1 Dec 2013
November 2013 - A Penitent Man

November was going to be trouble. I've been participating in 1GAM all year, but I've also been a participant in National Novel Writing Month, or NaNoWriMo, for the previous two years, and I wanted to do it again this year. So, something had to give.

I knew that my schedule wouldn't allow me to do both separately this November, but what if I could create a NaNoWriMo project that had some degree of back-and-forth and branching? I could then convert it to a Twine project, which could be my November game!

This was a bad idea. Of course I did it.

Naked Pictures of My Brain on the Internet

This is the part I didn't really think through. If it essentially takes me the entire month to write my NaNoWriMo project, and I have to squeeze in the Twine conversion (and this writeup) at the very end of the month, that means I have to write a 50,000+ word work of fiction which is complete enough to convert into a playable Twine game with a beginning, middle, and end, and then put it straight up on the Internet without any time at all to do even a rudimentary editing pass.

So that means what I've ended up with is the hastily-written first draft of a hopefully coherent story, written by a rank amateur, which I haven't even had time to check for obvious problems, and here I am posting it to be read by any random person who comes across it.

This is terrifying. But here we are.

The Story

"A Penitent Man" is a story told in interview format by a dead man who seeks forgiveness for his role in the events that led to the violent self-destruction of a family. He believes his own actions opened a door through which a great threat arrived, and has sought someone to tell his story to. The player takes on the role of one of the first confirmed mediums, whose particular gift is the ability to allow a spirit to suggest words which are then written without thinking (a form of automatic writing). Through this system, the player and the dead man discuss the past, the spirit's current existence, and what will happen now.

I did all of the initial writing in Scrivener, which I tried out a while back and used exclusively when I wrote my NaNoWriMo 2012 win. For anyone writing anything of any significant length or complexity, I can't recommend Scrivener enough. It's a fantastic tool, really, and doubly so considering its price.

The Twine Conversion

Having the story play out in interview format allowed the branching and interactive feeling that allowed a Twine conversion without major restructuring. While the story overall is still largely linear, there are areas of choice, and some paths through the story are more direct while others include more information to fill in details.

I copied and pasted each interview segment into Twine, and began working on wiring up all of the connections and adding more branching and choices along the way. As I said, it's still essentially a linear story since it's a discussion of events that have already happened, but I think there's enough interactivity to prevent it from just feeling like you're clicking through a book.

The story export uses a modified Sugercane template with a few tweaks and a fair amount of custom styling.
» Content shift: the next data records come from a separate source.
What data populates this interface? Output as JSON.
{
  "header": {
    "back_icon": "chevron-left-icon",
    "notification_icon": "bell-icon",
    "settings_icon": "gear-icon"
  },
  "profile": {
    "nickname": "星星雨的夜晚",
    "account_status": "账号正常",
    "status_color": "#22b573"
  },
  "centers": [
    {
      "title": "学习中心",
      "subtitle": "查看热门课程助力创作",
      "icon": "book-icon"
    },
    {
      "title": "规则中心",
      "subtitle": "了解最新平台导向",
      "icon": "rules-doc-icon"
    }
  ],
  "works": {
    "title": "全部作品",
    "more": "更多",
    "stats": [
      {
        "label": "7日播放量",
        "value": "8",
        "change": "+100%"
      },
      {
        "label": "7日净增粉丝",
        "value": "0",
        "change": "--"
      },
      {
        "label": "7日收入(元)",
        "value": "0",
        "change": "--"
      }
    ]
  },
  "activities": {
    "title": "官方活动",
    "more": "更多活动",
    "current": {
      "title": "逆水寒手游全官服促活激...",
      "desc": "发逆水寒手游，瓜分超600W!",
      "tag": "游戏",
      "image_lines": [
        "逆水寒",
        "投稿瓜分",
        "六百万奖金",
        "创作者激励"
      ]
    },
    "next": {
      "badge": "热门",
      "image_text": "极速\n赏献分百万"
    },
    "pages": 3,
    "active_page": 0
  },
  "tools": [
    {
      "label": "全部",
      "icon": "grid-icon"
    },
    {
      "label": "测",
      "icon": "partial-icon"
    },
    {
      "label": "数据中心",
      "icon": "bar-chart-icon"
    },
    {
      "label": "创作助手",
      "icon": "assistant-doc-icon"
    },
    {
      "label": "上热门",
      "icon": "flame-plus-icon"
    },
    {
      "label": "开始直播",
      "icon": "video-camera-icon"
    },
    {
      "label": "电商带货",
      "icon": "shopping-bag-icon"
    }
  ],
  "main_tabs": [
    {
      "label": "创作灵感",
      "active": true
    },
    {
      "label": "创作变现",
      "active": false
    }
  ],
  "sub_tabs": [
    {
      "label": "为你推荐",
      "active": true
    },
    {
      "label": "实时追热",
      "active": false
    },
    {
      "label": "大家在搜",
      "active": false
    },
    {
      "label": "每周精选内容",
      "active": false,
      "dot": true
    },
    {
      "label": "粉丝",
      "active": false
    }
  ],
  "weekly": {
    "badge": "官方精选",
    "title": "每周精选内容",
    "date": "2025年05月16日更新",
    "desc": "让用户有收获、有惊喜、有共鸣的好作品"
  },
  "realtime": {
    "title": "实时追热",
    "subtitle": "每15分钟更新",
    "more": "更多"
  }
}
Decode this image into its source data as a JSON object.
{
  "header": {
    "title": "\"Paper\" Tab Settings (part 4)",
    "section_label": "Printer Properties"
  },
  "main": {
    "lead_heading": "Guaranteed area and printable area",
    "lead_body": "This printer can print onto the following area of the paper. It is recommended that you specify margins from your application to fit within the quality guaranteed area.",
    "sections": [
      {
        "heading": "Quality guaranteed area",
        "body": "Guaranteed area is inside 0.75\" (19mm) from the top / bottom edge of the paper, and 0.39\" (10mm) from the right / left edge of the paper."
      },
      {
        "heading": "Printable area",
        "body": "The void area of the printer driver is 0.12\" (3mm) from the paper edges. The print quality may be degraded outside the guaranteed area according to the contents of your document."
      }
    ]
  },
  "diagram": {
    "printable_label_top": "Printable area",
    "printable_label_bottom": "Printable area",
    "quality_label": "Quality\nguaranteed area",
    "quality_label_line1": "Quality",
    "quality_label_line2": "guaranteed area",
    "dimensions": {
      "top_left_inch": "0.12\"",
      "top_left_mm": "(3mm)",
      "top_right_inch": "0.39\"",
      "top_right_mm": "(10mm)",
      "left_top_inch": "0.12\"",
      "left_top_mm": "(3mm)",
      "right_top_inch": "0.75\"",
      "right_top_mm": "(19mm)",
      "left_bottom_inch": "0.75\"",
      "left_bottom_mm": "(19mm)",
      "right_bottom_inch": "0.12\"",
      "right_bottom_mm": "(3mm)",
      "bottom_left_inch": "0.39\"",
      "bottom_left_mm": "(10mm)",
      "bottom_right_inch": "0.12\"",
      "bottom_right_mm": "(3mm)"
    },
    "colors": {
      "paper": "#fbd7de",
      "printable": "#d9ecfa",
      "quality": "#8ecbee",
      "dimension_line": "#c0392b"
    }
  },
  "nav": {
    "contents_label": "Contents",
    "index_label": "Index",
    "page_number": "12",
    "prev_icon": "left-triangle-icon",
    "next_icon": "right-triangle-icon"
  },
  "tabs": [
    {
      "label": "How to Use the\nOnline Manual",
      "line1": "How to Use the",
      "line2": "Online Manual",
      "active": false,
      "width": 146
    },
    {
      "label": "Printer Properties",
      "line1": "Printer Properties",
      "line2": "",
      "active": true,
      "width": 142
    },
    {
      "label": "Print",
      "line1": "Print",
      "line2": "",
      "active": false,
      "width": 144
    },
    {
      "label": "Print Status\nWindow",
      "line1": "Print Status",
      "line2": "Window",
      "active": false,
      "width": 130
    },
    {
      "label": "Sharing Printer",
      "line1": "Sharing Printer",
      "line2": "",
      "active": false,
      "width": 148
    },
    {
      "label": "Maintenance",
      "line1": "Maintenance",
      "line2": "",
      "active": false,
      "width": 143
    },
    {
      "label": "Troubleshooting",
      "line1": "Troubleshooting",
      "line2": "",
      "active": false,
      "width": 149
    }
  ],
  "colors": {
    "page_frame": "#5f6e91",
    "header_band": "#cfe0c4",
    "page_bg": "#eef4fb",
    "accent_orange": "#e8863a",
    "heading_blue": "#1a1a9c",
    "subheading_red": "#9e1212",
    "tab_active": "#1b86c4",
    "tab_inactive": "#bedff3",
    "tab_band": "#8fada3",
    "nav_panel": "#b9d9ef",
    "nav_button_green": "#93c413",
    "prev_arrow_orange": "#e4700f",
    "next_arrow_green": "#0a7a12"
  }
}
I even got ambitious enough to do my first Twine macro coding. It was mostly just a few utility macros, but I think I ended up with a pretty nice dynamic table of contents in the sidebar, and there's a "side thread" which the player can enter at any time to ask the subject background questions that don't relate directly to the main plot, then jump back into the story at exactly the point where they left. And no real surprise here, but just for the record, a NaNoWriMo-sized project in Twine caused no problems whatsoever.

The Verdict

Well, step 1 was definitely a success.

Step 2 seems to have been successful, which is to say the story has been moved to Twine, all the passages are connected and there's at least some degree of user choice and branching along the way, and the export is playable start to finish (and even has multiple slightly-different resolutions to the story).

Step 3 is this part right here - the perpetual perfectionist who never wants to let anyone see anything he creates until he's obsessively polished it now puts an unedited first draft right up on the Internet, and starts telling people to go look at it. That's healthy, right?

What have I done?